Abrupt menopause is when a premenopausal woman undergoes surgery to remove her ovaries. This surgery abruptly begins menopause for her. In most cases, the woman is premenopausal before surgery. Menopausal symptoms can frequently be more severe with abrupt menopause than with natural menopause.
Menopause is normally a gradual process. It typically occurs over several years as a woman's ovaries slowly stop functioning. However, women who have their ovaries removed at any age between their first and last menstrual period will undergo abrupt or sudden menopause.
A woman with ovarian cancer or certain other cancers of the reproductive organs may need to have her ovaries removed. However, some women who have a high risk for breast or ovarian cancer because they carry certain genes choose to have their ovaries removed as a pre-emptive measure. Some other medical conditions may require removal of the ovaries. In all cases, a woman will immediately enter menopause.

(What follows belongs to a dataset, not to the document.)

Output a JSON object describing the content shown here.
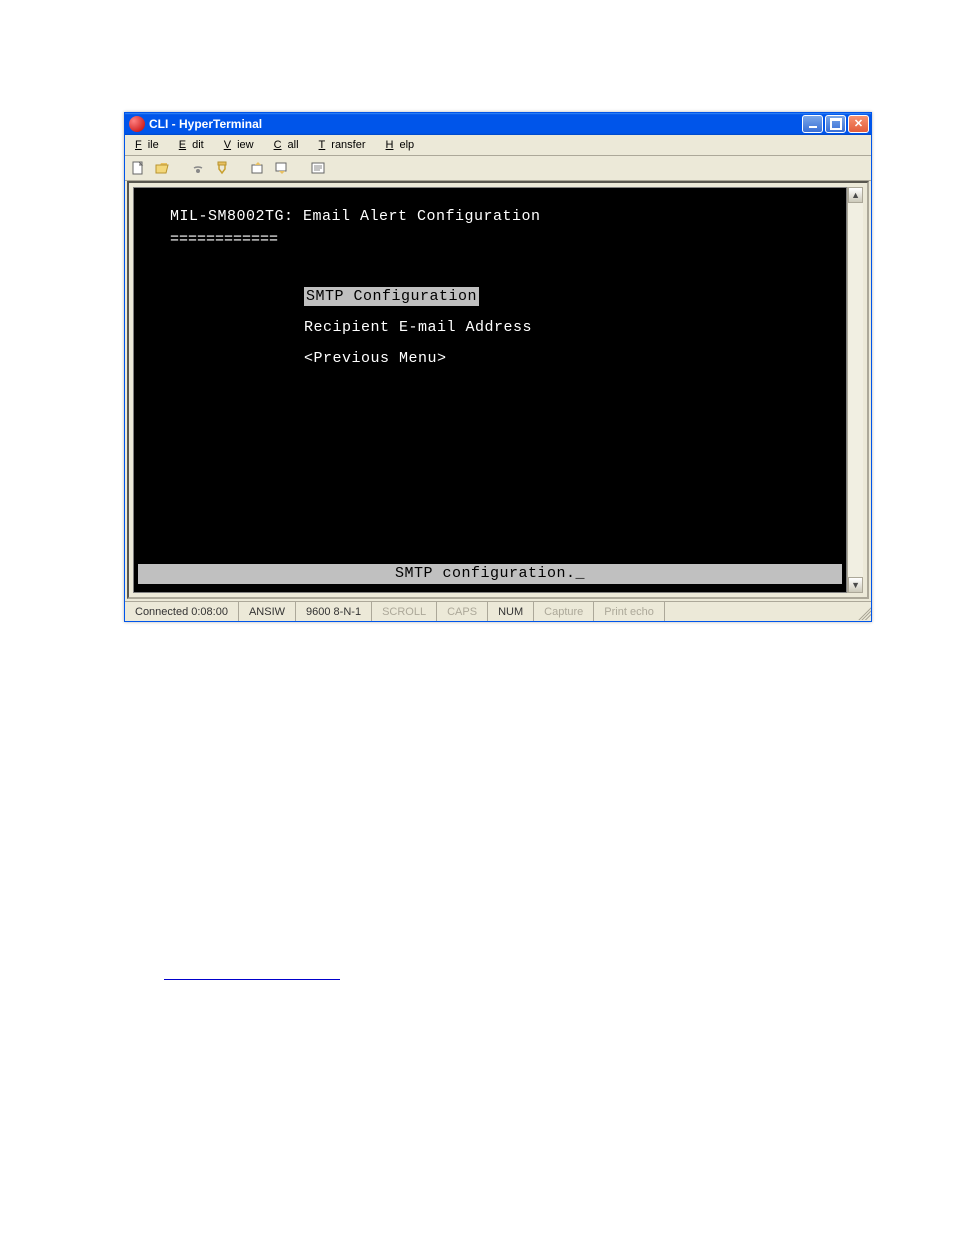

Important: This content reflects information from various individuals and organizations and may offer alternative or opposing points of view. It should not be used for medical advice, diagnosis or treatment. As always, you should consult with your healthcare provider about your specific health needs.